▶
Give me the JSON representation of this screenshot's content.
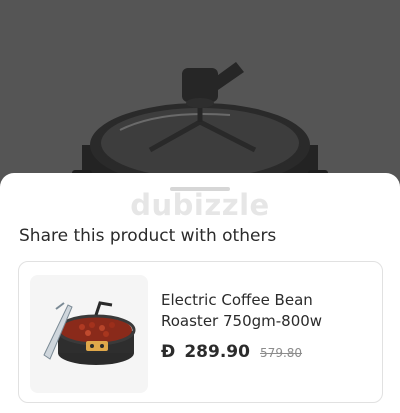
{
  "colors": {
    "backdrop": "#555555",
    "sheet": "#ffffff",
    "text_primary": "#2b2b2b",
    "text_muted": "#8c8c8c",
    "watermark": "#e6e6e6",
    "card_border": "#e1e1e1"
  },
  "background": {
    "image_icon": "coffee-roaster-photo"
  },
  "sheet": {
    "watermark": "dubizzle",
    "title": "Share this product with others"
  },
  "product": {
    "name": "Electric Coffee Bean Roaster 750gm-800w",
    "currency_symbol": "Đ",
    "price": "289.90",
    "old_price": "579.80",
    "thumbnail_icon": "coffee-roaster-thumbnail"
  }
}
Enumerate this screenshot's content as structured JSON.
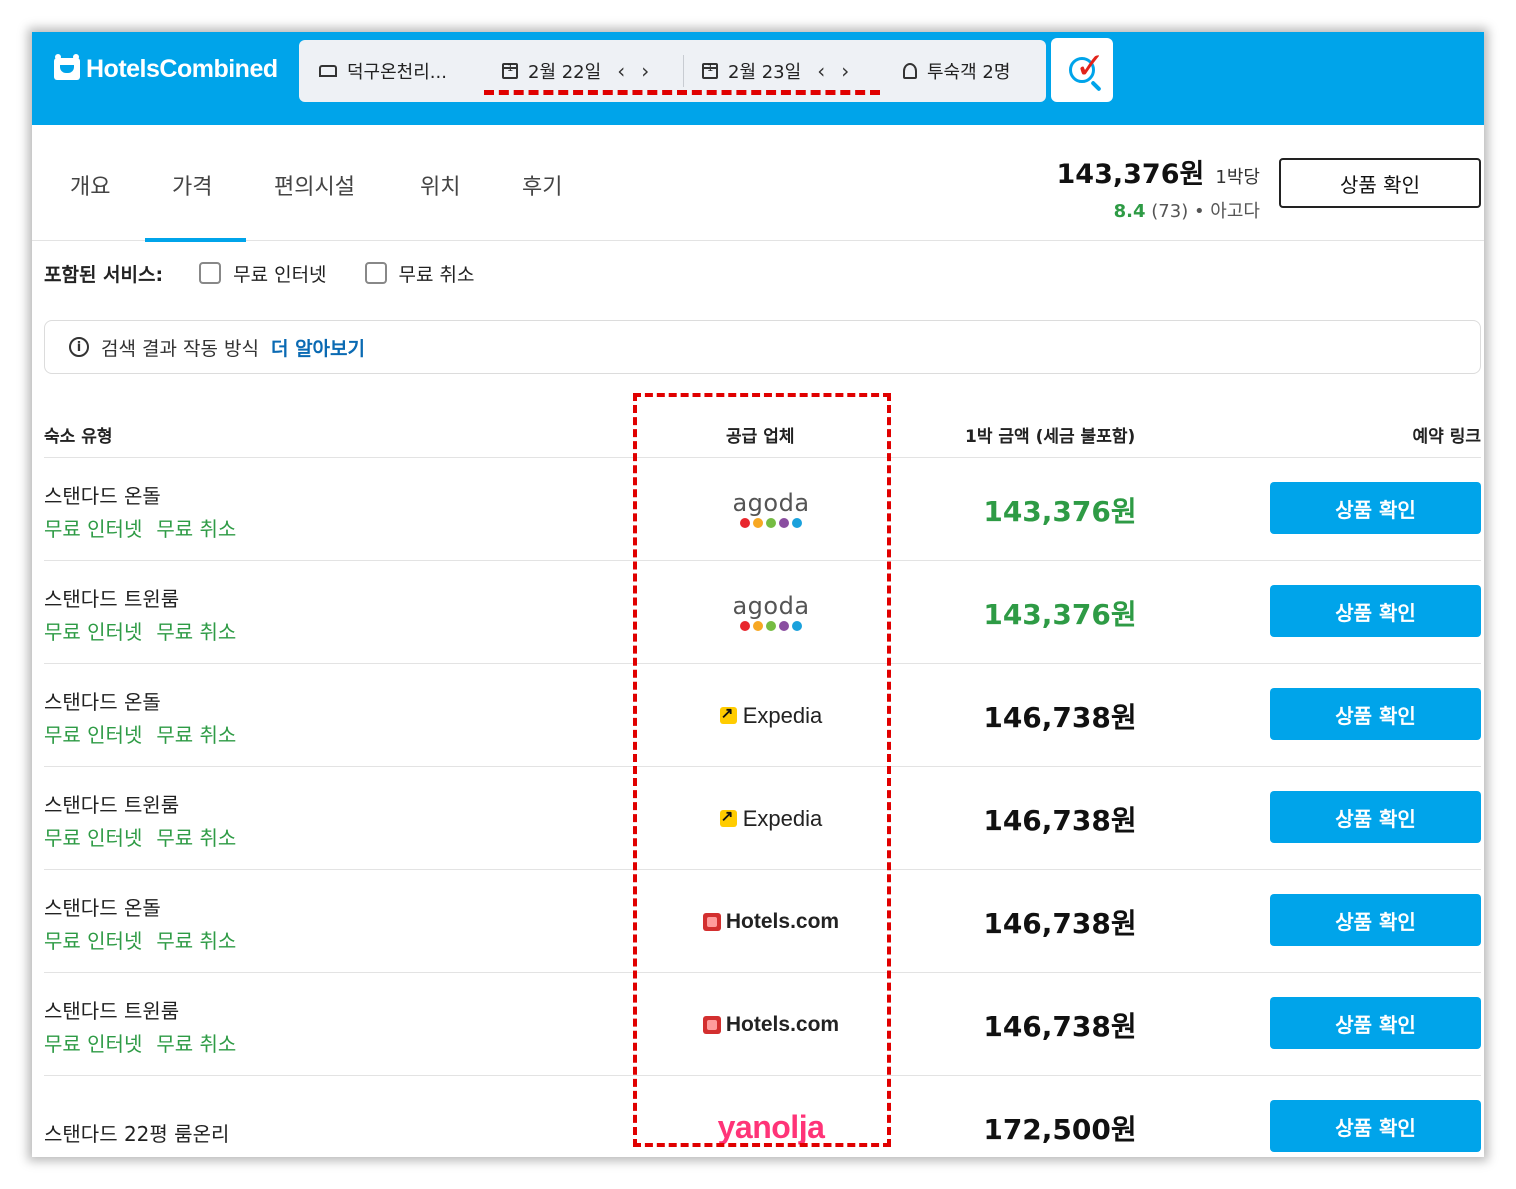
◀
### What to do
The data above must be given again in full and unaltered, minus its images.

### Solution for this task
Give me the JSON representation of this screenshot's content.
{
  "colors": {
    "backdrop": "#555555",
    "sheet": "#ffffff",
    "text_primary": "#2b2b2b",
    "text_muted": "#8c8c8c",
    "watermark": "#e6e6e6",
    "card_border": "#e1e1e1"
  },
  "background": {
    "image_icon": "coffee-roaster-photo"
  },
  "sheet": {
    "watermark": "dubizzle",
    "title": "Share this product with others"
  },
  "product": {
    "name": "Electric Coffee Bean Roaster 750gm-800w",
    "currency_symbol": "Đ",
    "price": "289.90",
    "old_price": "579.80",
    "thumbnail_icon": "coffee-roaster-thumbnail"
  }
}
Enumerate this screenshot's content as structured JSON.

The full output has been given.